Relying on iPod pastors is much like saying Spurgeon “pastored” him, he clarified. “We are to be shepherded by flesh and blood people in community with us in local churches. Podcasting (or reading for that matter) cannot replace hands-on pastoring,” Wax stressed.
Shane Hipps, author of Flickering Pixels: How Technology Shapes Your Faith, elaborated on the idea of technology and the church in an interview with Christianity Today. He said Christians can’t escape or resist technology because it’s everywhere, but they should try to understand it before blindly trusting it.
“Christians are quick to critique it (technology) or adapt it or reject it without understanding it,” he said. “My interest is to have deep discernment, to understand the actual power of these things, and then decide whether or not a technology is useful.”

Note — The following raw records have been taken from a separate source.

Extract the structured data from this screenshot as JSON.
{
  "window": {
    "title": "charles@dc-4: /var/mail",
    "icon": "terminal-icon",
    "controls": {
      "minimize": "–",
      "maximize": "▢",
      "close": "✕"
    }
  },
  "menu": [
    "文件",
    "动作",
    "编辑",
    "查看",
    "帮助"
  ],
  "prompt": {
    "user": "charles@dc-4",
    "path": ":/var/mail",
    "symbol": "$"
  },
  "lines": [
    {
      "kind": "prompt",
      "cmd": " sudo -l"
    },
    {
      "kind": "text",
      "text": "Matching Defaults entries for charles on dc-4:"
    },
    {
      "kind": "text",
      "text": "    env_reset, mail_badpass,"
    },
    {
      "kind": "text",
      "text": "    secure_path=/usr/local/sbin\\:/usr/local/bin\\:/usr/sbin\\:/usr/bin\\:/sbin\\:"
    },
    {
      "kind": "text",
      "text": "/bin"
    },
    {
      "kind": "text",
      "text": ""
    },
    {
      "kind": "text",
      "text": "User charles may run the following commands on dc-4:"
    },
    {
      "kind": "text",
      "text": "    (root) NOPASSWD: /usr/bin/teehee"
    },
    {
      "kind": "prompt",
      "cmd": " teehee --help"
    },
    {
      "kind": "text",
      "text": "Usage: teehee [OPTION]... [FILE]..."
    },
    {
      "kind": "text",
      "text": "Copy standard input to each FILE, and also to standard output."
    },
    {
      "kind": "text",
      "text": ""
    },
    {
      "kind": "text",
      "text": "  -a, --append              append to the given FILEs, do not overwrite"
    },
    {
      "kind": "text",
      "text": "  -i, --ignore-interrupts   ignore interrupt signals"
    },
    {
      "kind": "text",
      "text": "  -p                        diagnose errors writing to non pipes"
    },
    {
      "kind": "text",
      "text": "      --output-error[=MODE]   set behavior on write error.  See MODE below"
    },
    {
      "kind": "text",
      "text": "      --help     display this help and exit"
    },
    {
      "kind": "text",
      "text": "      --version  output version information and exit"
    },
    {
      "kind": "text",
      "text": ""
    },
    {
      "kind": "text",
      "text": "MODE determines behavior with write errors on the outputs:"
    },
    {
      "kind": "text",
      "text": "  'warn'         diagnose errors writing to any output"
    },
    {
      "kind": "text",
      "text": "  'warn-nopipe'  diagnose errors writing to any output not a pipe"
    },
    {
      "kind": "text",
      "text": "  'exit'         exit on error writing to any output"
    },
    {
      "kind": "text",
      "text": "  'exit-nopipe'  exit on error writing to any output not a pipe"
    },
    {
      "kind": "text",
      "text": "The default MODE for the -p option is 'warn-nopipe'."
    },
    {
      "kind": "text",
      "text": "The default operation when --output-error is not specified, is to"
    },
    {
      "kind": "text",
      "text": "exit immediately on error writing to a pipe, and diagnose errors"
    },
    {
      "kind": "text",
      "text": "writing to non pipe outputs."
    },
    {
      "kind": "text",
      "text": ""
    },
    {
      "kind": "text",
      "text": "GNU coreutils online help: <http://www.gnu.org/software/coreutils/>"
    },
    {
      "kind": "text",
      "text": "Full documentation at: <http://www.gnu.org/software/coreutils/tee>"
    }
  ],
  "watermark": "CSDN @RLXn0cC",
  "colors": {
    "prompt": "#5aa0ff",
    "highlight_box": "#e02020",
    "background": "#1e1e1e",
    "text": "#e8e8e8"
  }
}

Wax echoed this when he wrote that it’s not necessarily wrong for a church to adopt technology, but it needs to think through “the ways in which a new technology will change the culture of our church.”
Overall, Wax is not anti-technology, but he told CP that any new technology should be considered in light of the ramifications. The church should consider the consequences our technological advances “will have when it comes to fostering community, upholding the Word, and promoting the Gospel.”